The thing is, it’s totally feasible. One company is already making it possible. Plenom Office Intelligence now offers the Kuando Busylight, a small, siren-like light you can attach to your desk or cubicle. When the light is red, it means you’re busy and can’t be disturbed. When it’s green, you’re open for business. Or, you could go the old-fashioned route and have employees write out their own do-not-disturb signs. 

Physical indicators like that are powerful because they leave zero ambiguity as to whether someone is available. After all, your team members aren’t trying to be jerks when they interrupt each other. They probably don’t even realize how detrimental it is. Most people are considerate enough to respect a clear sign that someone is busy, and save their questions for later.

3. Lack of Personal Space

crowd

People crave autonomy at work, and that desire extends to the physical workspace itself. A survey by architectural firm Gensler confirmed that control over their space was at the top of the wish list for American workers, and one they felt was being ignored.

One of the reasons they want this autonomy is for simple physical comfort. Research compiled by another architectural firm, Herman Miller, report that workers are happier and more productive when they can control things like temperature, lighting, and furniture. Anyone can relate to that.

But there are deeper psychological reasons too. One study tested employees’ mood and work performance in workspaces of varying levels of privacy and personal customization, and found that those on the low end felt emotionally exhausted. We see this play out anecdotally too. It’s no coincidence that one of Ms. Kauffman’s biggest complaints was the feeling that her coworkers were judging everything from when she left for the day to how often she used the restroom.

Solution: work-from-home days

There’s no environment we feel more control over or more comfortable in than our homes, which is one of the reasons remote work is on the rise in the United States.

The federal government in on the cutting edge of this trend, with several agencies adopting extensive work-from-home policies. Case in point: In an effort to give employees more control over their work environment, The Federal Deposit Insurance Corporation (FDIC) started a flexible remote work policy. It’s been a huge success. 27% of the FDIC’s 8,000 employees work from home up to three days a week, and managers work with each employee to come up with the optimal schedule. As a result, those part-time remote employees are 18% more productive. 

You can do the same thing, and give your team the flexibility to schedule days to work from home. They can get all their concentration-heavy, solo work done on those days, and save collaborative projects and meetings for the rest of the week. It’s the best of both worlds. 

With Open Offices, Less Can Be More

There’s no denying that open offices save money and foster collaboration. No one’s saying you should completely abandon them. 

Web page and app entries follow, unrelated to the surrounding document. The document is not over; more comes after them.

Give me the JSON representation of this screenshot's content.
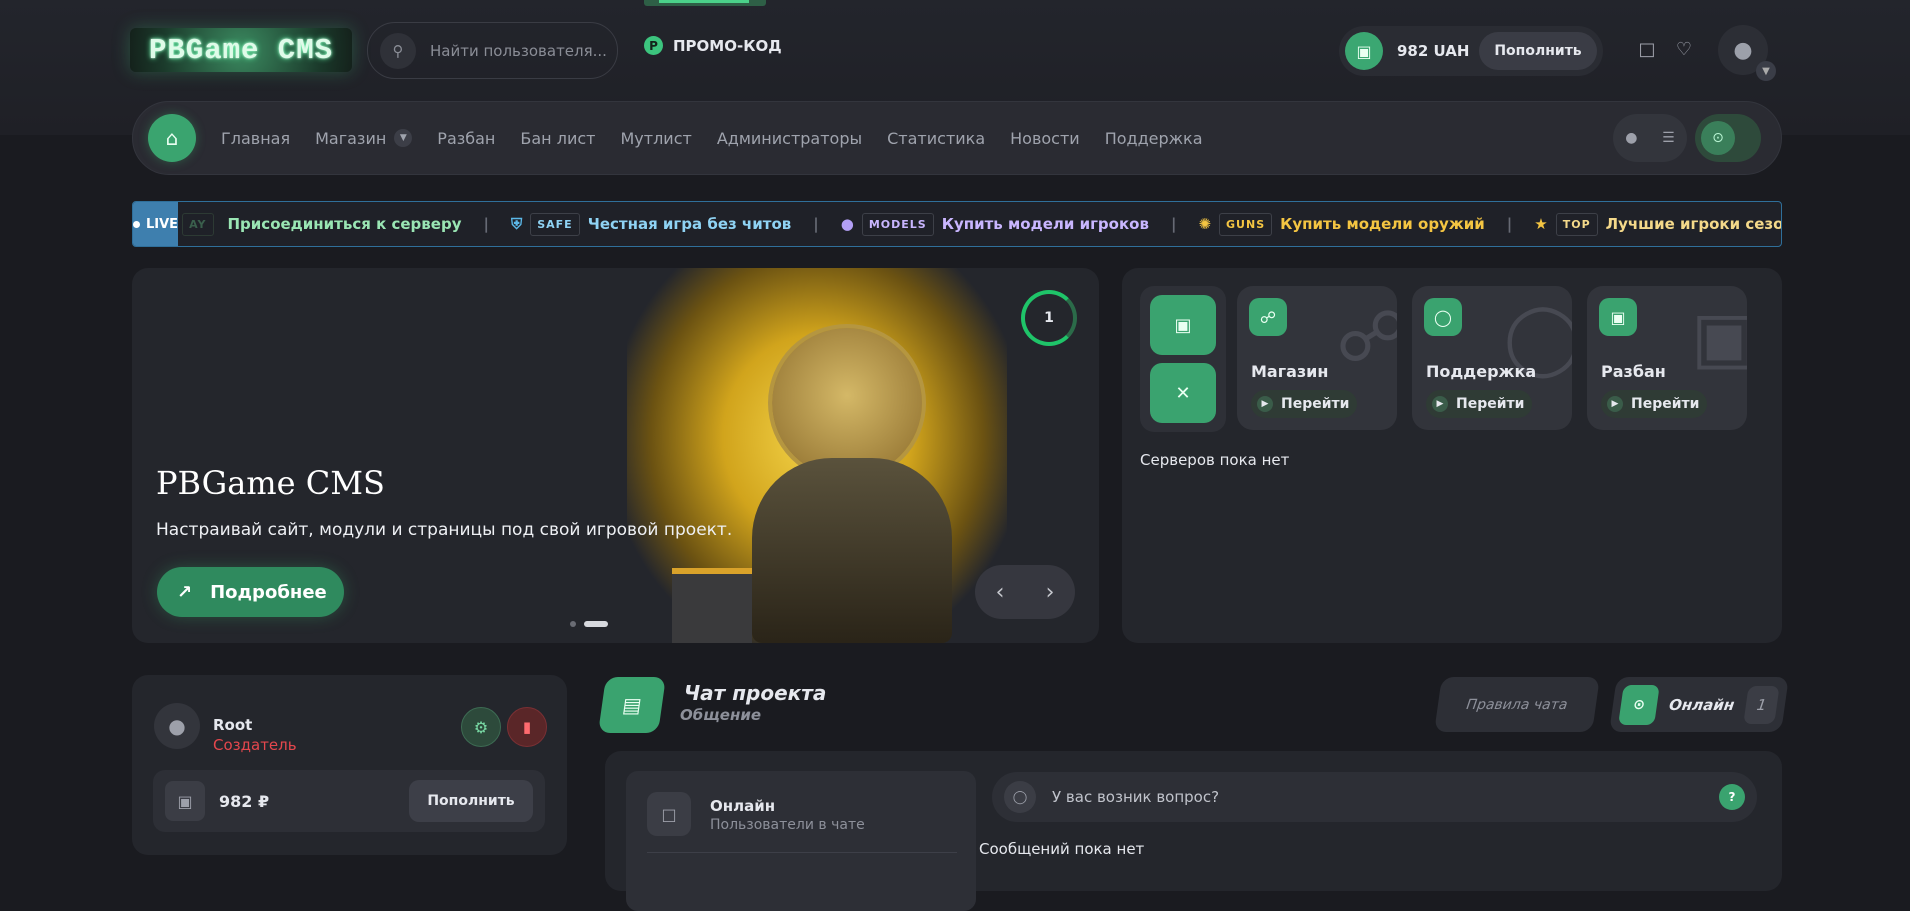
{
  "header": {
    "logo_text": "PBGame CMS",
    "search_placeholder": "Найти пользователя...",
    "promo_icon": "P",
    "promo_label": "ПРОМО-КОД",
    "balance": "982 UAH",
    "topup_label": "Пополнить"
  },
  "nav": {
    "items": [
      "Главная",
      "Магазин",
      "Разбан",
      "Бан лист",
      "Мутлист",
      "Администраторы",
      "Статистика",
      "Новости",
      "Поддержка"
    ]
  },
  "ticker": {
    "live_label": "LIVE",
    "partial_tag": "AY",
    "join_text": "Присоединиться к серверу",
    "items": [
      {
        "tag": "SAFE",
        "text": "Честная игра без читов",
        "color": "#8fd3f4"
      },
      {
        "tag": "MODELS",
        "text": "Купить модели игроков",
        "color": "#c9b6ff"
      },
      {
        "tag": "GUNS",
        "text": "Купить модели оружий",
        "color": "#f4c542"
      },
      {
        "tag": "TOP",
        "text": "Лучшие игроки сезона",
        "color": "#f4d98a"
      }
    ]
  },
  "hero": {
    "title": "PBGame CMS",
    "subtitle": "Настраивай сайт, модули и страницы под свой игровой проект.",
    "button": "Подробнее",
    "counter": "1"
  },
  "side": {
    "cards": [
      {
        "title": "Магазин",
        "button": "Перейти",
        "icon": "cart-icon"
      },
      {
        "title": "Поддержка",
        "button": "Перейти",
        "icon": "headset-icon"
      },
      {
        "title": "Разбан",
        "button": "Перейти",
        "icon": "unlock-icon"
      }
    ],
    "no_servers": "Серверов пока нет"
  },
  "profile": {
    "name": "Root",
    "role": "Создатель",
    "balance": "982 ₽",
    "topup_label": "Пополнить"
  },
  "chat": {
    "title": "Чат проекта",
    "subtitle": "Общение",
    "rules_label": "Правила чата",
    "online_label": "Онлайн",
    "online_count": "1",
    "users_title": "Онлайн",
    "users_subtitle": "Пользователи в чате",
    "question_placeholder": "У вас возник вопрос?",
    "help_icon": "?",
    "no_messages": "Сообщений пока нет"
  },
  "colors": {
    "accent": "#3aa36f",
    "live": "#3e7fae",
    "danger": "#e5474d"
  }
}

But too much of a good thing becomes damaging. Your team needs a break from the open office, and each of these tactics gives them opportunities to catch their breath, get some alone time, and focus 100% on producing great work. That ensures that when they are out in the open office, they’re enthusiastic and getting the most out of it.